Why does a mariner (and, for that matter, an airplane pilot) measure their boat’s speed in knots, rather than miles per hour or kilometers per hour? The answer goes back to the 17th century and evolved from both a strange custom of measuring speed and how the circumference of the earth was measured.
In times dating back to at least the 1700s, captains measured their ship’s speed by tossing a long rope in the water with “knots” tied at even intervals. The rope had a wood chip at its end to hold it in place where it was tossed into the water. Then, the number of knots pulled off the stern in a given amount of time, based on a certain amount of sand flowing through an hourglass, were calculated as “knots per hour.”
Over time, this custom aligned with the second, more mathematical way in which a knot was calculated. When the earth’s circumference came to be measured in “minutes,” then 60 minutes made one degree of the earth’s 360-degree circumference. Coincidentally, the time it took to travel one minute of latitude in one hour became one knot. So a knot is a measure of speed, not distance.
Thus, these equivalents evolved: a nautical mile became 1.15 statute miles (or 1.85 kilometers), or one minute of latitude, which is the distance a boat travels in one hour going one knot.
While the measurement technique using rope knots dates to the 17th century, it wasn’t until 1954 that the U.S. adopted the exact measurement of the nautical mile. The U.K. didn’t come on board until 1970. Until then, each country had its own interpretation of what a speed of one nautical mile per hour meant.
Why haven’t the measurement gurus come together to decide on a uniform measurement for all travel (such as cars, boats, planes, and trains) in all cases? The answer seems to have something to do with travel over the curvature of the earth. Cars and trains, known for shorter travel segments, use miles per hour or kilometers per hour. Boats and planes, which often travel longer distances affected by the earth’s curvature, use knots. Knots are a more accurate way of predicting how a boat (or a plane) traverses the face of the earth. That’s why nautical charts include and depend on longitude and latitude measurements.
Because a nautical mile is longer than a statute mile, a ship going 20 knots is going 23 miles per hour. (Conversely, a small airplane going 173 miles per hour is traveling 150 knots.) If you are sailing in a hurricane, it may not matter to you whether the wind is blowing at a Beaufort 12, 78 mph, 124 kph or 68 knots.

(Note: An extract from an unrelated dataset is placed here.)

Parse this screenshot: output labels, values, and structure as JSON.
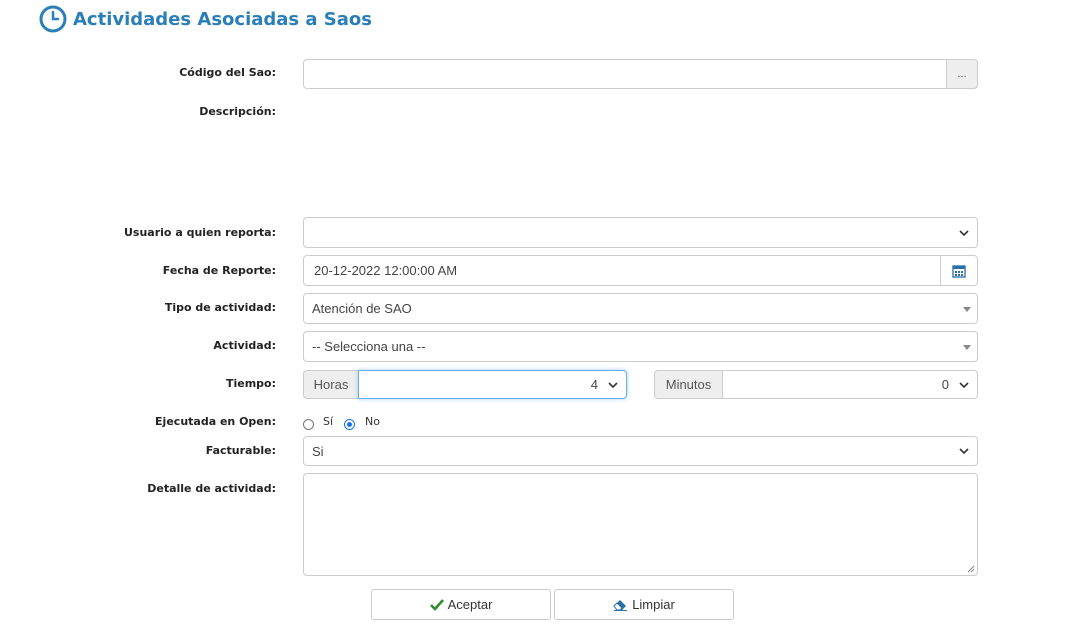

But mariners can more quickly understand conditions when stated in knots. Airspeed indicators on planes and boats show knots. Conveniently, the knot is used in meteorology, too.
Knots also are the preferred measurement for moving fluids, including water in rivers and oceans. Mariners are given the speed of a river current, wind speeds or tidal stream speeds in terms of knots, making it easier to calculate how their boat or ship must compensate for navigational direction.

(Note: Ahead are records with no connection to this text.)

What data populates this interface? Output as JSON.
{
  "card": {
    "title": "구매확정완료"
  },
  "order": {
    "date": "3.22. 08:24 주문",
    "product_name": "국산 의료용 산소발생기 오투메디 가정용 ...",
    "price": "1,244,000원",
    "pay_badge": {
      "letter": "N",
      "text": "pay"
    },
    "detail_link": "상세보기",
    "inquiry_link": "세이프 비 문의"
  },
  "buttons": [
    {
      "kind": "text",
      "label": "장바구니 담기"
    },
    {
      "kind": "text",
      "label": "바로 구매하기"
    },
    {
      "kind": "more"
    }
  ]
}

And, of course, the numbers a boater sees on certain markers are in knots. For instance, a speed restriction buoy with the number “8” on it means speed in that area is restricted to 8 knots.

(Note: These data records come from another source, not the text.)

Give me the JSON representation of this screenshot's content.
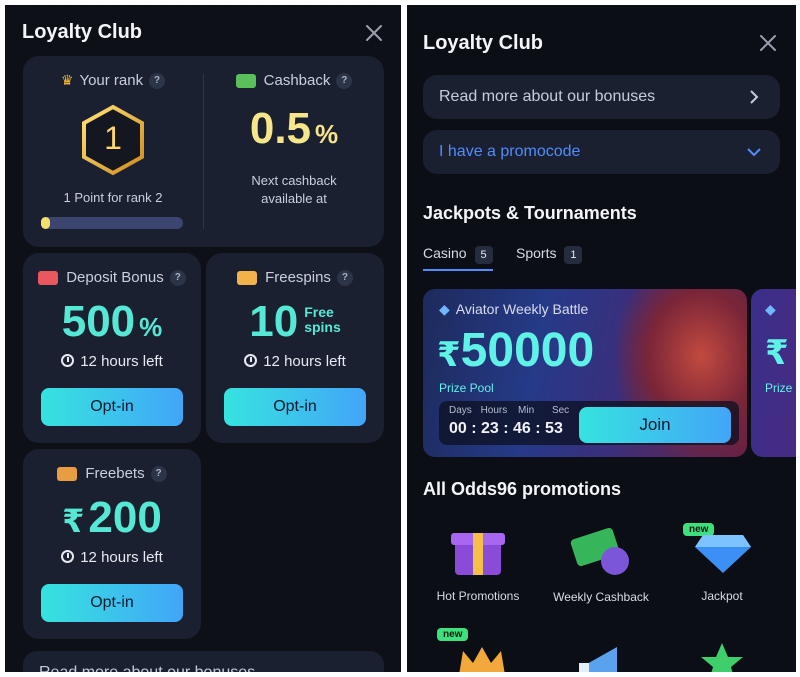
{
  "left": {
    "title": "Loyalty Club",
    "rank": {
      "label": "Your rank",
      "value": "1",
      "caption": "1 Point for rank 2",
      "progress": 0.06
    },
    "cashback": {
      "label": "Cashback",
      "value": "0.5",
      "unit": "%",
      "caption": "Next cashback available at"
    },
    "deposit": {
      "label": "Deposit Bonus",
      "value": "500",
      "unit": "%",
      "timer": "12 hours left",
      "button": "Opt-in"
    },
    "freespins": {
      "label": "Freespins",
      "value": "10",
      "unit_line1": "Free",
      "unit_line2": "spins",
      "timer": "12 hours left",
      "button": "Opt-in"
    },
    "freebets": {
      "label": "Freebets",
      "currency": "₹",
      "value": "200",
      "timer": "12 hours left",
      "button": "Opt-in"
    },
    "read_more": "Read more about our bonuses",
    "qmark": "?"
  },
  "right": {
    "title": "Loyalty Club",
    "read_more": "Read more about our bonuses",
    "promocode": "I have a promocode",
    "jackpots_title": "Jackpots & Tournaments",
    "tabs": [
      {
        "label": "Casino",
        "count": "5"
      },
      {
        "label": "Sports",
        "count": "1"
      }
    ],
    "banner": {
      "name": "Aviator Weekly Battle",
      "currency": "₹",
      "amount": "50000",
      "pool_label": "Prize Pool",
      "countdown_labels": [
        "Days",
        "Hours",
        "Min",
        "Sec"
      ],
      "countdown_values": [
        "00",
        "23",
        "46",
        "53"
      ],
      "button": "Join",
      "next_prize_label": "Prize",
      "next_currency": "₹"
    },
    "promotions_title": "All Odds96 promotions",
    "promotions": [
      {
        "label": "Hot Promotions",
        "badge": ""
      },
      {
        "label": "Weekly Cashback",
        "badge": ""
      },
      {
        "label": "Jackpot",
        "badge": "new"
      }
    ],
    "row2_badge": "new"
  },
  "colors": {
    "accent_cyan": "#34e3d9",
    "accent_blue": "#42a5f8",
    "promo_blue": "#4f8cff",
    "gold": "#f0c040"
  }
}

For historical, astronomical, and meteorological reasons, then, the knot has become the standard for travel on our watery world, a standard that is likely to remain.